18.

These are financial terms and conditions, such as down payments, maximum repayment terms, minimum interest rates, and country risk classifications; provisions on tied aid; notification procedures; and sector-specific terms and conditions, covering the export credits for ships, nuclear power plants, civil aircraft, renewable energies, and water projects. Military equipment, agricultural goods, and untied development aid are not covered by the Arrangement.

19.

In 2012, the United States and China established an International Working Group on Export Credits (IWG) to develop a new set of international guidelines for official export credit support. The White House, "White House Fact Sheet on U.S.-China Economic Relations," Press Release, November 12, 2014. More broadly, there are no international rules governing development finance comparable to those in the OECD that govern export credit financing among its members and other countries willing to join the OECD arrangement..

20.

According to the Organization for Economic Cooperation and Development (OECD), official development assistance (ODA) consists of disbursements of loans made on concessional terms and of grants by official agencies (including state and local governments) to promote economic development and welfare in recipient countries and territories. ODA includes loans with a grant element of at least 25%. It does not include military aid and transactions that have primarily commercial objectives (e.g., export credits).

21.

China offers little aid, and when it does, it is often tied—that is, aid combined with other investments and projects supported by Chinese firms, goods and services. According to the International Monetary Fund (IMF), concessional loans are "loans that are extended on terms substantially more generous than market loans. The concessionality is achieved either through interest rates below those available on the market or by grace periods, or a combination of these."

22.

Organisation for Economic Cooperation and Development (OECD), "Development Assistance Committee," 2019.

23.

See James Scott, Seeing Like a State (New Haven, CT: Yale University Press, 1998), Chapter 1.

24.

Some recent studies have concluded that the data may not be fully capturing the extent of activity, suggesting that at times U.S. observers may be either underestimating and/or overestimating China's global economic reach. See, for example, Sebastian Horn, Carmen M. Reinhart, and Christoph Trebesch, "China Overseas Lending," NBER Working Paper Series 26050 (July 2019).

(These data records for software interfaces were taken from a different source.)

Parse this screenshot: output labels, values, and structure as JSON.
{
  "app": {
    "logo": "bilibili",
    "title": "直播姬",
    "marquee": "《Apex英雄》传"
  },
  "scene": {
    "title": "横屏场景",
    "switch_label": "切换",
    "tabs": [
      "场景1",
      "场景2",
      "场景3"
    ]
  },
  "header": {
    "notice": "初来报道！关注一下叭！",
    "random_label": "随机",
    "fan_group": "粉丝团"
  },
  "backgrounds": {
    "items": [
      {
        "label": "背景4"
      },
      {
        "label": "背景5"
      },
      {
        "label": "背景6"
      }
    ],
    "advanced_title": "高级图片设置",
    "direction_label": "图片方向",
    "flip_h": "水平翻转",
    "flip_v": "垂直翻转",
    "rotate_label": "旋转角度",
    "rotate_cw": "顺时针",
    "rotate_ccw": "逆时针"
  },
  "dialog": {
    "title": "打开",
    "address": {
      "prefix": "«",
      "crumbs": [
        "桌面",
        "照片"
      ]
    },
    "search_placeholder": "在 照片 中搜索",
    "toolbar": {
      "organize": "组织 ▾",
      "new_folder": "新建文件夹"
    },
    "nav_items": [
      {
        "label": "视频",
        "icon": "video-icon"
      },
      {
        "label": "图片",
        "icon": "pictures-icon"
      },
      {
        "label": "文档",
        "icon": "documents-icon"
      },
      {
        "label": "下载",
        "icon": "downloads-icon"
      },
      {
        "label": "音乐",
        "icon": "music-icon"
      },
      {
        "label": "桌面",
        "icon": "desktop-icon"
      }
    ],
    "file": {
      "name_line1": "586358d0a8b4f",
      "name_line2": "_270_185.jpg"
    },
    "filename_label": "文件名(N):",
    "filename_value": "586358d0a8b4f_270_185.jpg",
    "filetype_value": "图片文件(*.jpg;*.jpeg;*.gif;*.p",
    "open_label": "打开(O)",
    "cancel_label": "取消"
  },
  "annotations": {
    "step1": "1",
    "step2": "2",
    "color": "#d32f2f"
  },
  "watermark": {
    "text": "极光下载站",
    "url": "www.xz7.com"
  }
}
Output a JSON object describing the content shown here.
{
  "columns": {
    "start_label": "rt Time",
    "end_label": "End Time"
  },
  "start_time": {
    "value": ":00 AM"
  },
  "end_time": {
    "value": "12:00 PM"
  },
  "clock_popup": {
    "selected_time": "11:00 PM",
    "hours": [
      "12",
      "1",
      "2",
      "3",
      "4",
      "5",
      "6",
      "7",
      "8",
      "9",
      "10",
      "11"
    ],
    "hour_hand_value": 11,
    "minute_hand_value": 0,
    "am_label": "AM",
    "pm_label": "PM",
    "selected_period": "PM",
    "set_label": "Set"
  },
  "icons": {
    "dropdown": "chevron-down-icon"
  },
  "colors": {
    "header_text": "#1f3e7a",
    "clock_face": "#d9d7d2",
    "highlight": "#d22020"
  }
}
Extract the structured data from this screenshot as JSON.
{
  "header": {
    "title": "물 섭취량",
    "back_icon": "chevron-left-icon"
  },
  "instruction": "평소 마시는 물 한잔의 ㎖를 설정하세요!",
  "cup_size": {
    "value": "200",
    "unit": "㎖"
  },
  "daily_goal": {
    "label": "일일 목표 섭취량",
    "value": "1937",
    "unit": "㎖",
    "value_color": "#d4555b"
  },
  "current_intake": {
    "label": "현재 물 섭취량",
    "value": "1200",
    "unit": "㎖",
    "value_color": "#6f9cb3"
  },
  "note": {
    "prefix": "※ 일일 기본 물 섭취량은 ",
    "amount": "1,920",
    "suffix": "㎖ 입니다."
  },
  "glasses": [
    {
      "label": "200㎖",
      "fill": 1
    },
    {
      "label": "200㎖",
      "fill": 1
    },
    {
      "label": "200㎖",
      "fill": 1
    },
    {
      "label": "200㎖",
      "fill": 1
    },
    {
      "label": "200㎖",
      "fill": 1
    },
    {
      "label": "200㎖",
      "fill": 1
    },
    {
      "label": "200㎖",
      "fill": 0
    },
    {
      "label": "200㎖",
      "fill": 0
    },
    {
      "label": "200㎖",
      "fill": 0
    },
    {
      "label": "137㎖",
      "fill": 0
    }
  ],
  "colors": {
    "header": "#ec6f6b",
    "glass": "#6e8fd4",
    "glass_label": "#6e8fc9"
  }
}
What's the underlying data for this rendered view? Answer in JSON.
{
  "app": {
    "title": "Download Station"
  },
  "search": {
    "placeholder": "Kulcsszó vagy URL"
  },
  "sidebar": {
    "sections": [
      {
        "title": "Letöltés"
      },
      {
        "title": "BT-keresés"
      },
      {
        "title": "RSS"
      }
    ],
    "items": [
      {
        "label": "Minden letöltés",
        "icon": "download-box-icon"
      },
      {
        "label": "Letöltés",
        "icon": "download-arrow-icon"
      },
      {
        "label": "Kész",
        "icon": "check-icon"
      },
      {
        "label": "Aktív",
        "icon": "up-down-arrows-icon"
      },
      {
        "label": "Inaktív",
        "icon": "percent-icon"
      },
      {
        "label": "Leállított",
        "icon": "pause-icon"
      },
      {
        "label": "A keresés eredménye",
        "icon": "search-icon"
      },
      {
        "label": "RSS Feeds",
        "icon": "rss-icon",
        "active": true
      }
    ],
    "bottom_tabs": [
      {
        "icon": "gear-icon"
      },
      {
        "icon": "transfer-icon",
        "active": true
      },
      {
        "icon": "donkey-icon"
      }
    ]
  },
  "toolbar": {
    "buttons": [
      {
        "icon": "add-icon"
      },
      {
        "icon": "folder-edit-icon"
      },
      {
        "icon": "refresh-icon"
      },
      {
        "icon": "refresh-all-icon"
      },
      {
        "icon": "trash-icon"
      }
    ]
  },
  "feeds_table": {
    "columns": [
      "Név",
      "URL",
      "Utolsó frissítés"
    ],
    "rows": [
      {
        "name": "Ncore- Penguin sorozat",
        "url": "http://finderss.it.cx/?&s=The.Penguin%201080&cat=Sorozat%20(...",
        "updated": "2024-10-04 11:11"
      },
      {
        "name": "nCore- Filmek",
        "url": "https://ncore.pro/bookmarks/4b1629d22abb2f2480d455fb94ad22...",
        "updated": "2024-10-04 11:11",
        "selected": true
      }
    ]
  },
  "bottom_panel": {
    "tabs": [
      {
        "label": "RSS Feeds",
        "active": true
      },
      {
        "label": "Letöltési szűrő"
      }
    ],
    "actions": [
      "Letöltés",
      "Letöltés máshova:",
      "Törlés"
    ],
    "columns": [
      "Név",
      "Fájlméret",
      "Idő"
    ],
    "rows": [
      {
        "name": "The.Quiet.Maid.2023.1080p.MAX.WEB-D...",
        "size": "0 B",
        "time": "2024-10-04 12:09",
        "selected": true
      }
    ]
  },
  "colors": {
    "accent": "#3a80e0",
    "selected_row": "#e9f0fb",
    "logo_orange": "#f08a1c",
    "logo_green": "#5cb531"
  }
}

25.

See, for example, the United States Agency for International Development (USAID)'s partnership with the College of William & Mary AidData Center for Development Policy.